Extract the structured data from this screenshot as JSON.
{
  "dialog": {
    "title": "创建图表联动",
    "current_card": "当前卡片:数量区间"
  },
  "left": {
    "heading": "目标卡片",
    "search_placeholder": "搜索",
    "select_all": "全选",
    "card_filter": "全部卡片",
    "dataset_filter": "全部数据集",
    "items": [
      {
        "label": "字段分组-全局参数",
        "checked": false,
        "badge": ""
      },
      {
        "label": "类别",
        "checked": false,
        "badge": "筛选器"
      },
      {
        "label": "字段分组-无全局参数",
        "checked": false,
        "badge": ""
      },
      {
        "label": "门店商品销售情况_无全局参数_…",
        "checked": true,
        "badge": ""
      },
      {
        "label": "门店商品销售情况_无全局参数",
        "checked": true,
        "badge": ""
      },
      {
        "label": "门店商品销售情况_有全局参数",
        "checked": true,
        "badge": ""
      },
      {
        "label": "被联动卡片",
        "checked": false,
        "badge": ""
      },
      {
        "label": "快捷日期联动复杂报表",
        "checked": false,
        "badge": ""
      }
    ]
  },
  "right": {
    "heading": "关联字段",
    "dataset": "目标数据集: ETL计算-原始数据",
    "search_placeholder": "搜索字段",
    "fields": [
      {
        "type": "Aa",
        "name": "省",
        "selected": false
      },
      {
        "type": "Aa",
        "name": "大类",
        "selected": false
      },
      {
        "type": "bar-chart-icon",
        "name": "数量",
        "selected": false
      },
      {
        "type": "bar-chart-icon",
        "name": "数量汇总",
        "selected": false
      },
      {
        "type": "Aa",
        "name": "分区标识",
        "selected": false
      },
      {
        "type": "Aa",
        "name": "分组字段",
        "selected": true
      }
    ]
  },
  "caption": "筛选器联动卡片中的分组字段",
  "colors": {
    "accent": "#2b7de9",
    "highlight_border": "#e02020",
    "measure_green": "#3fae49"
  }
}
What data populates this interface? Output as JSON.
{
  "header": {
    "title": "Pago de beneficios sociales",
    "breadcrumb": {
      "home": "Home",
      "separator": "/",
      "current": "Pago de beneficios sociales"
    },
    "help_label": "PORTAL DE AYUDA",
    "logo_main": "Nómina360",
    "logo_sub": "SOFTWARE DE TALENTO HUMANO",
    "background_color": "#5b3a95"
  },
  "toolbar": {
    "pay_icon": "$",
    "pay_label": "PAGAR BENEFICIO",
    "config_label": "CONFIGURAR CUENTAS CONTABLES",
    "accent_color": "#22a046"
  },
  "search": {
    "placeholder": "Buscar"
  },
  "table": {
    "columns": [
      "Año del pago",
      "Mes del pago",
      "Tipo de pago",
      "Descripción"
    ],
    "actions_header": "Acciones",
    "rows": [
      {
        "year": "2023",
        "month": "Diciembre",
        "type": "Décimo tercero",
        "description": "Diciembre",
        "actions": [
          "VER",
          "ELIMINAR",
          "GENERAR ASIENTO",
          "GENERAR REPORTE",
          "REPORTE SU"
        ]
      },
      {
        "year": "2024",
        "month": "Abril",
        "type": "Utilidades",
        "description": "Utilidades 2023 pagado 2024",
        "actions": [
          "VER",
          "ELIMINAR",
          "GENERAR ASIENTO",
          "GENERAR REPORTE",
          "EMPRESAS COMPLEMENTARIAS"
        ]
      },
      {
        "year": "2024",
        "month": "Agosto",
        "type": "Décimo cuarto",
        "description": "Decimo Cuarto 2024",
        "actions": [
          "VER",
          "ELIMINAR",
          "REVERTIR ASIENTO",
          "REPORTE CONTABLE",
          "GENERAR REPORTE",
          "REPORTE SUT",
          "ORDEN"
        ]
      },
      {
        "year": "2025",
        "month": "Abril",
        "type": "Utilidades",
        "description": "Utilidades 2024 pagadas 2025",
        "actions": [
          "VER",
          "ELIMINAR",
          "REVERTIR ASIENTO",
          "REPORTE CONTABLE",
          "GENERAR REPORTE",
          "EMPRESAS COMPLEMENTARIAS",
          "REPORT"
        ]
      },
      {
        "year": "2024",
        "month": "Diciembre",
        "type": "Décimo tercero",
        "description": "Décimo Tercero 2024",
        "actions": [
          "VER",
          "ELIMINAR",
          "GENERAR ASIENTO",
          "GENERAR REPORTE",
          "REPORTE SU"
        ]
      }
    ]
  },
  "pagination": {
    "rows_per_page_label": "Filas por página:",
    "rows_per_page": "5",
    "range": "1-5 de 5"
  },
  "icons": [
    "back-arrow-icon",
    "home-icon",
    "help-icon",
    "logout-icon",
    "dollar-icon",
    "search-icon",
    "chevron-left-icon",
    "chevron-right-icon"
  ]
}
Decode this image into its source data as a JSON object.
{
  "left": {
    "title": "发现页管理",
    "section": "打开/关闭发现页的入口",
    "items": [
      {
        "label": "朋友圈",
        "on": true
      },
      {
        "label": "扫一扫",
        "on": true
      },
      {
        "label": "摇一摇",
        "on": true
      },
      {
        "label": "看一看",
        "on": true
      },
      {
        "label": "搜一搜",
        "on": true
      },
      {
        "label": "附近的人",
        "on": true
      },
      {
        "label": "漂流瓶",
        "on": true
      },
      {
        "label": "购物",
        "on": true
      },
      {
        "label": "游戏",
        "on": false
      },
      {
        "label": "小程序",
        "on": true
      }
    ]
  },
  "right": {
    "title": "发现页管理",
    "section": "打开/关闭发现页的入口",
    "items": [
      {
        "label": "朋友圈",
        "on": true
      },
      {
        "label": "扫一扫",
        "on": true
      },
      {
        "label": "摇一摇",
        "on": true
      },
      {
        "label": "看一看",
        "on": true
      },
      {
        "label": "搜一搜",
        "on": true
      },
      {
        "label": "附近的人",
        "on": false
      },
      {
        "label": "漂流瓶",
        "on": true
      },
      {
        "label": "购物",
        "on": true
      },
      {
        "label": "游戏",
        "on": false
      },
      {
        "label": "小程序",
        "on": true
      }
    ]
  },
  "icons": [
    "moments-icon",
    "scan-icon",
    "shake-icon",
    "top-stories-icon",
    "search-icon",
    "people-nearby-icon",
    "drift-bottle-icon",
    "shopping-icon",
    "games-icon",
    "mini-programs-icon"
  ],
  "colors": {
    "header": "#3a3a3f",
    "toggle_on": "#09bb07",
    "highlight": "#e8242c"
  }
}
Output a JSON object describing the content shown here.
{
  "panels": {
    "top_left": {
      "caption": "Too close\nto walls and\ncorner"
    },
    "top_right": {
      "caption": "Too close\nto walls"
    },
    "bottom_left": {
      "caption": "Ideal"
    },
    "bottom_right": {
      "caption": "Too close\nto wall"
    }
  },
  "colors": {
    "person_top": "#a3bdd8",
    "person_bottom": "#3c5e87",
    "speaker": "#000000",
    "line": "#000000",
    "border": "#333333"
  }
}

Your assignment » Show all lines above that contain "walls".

Answer to this problem »
      "caption": "Too close\nto walls and\ncorner"
      "caption": "Too close\nto walls"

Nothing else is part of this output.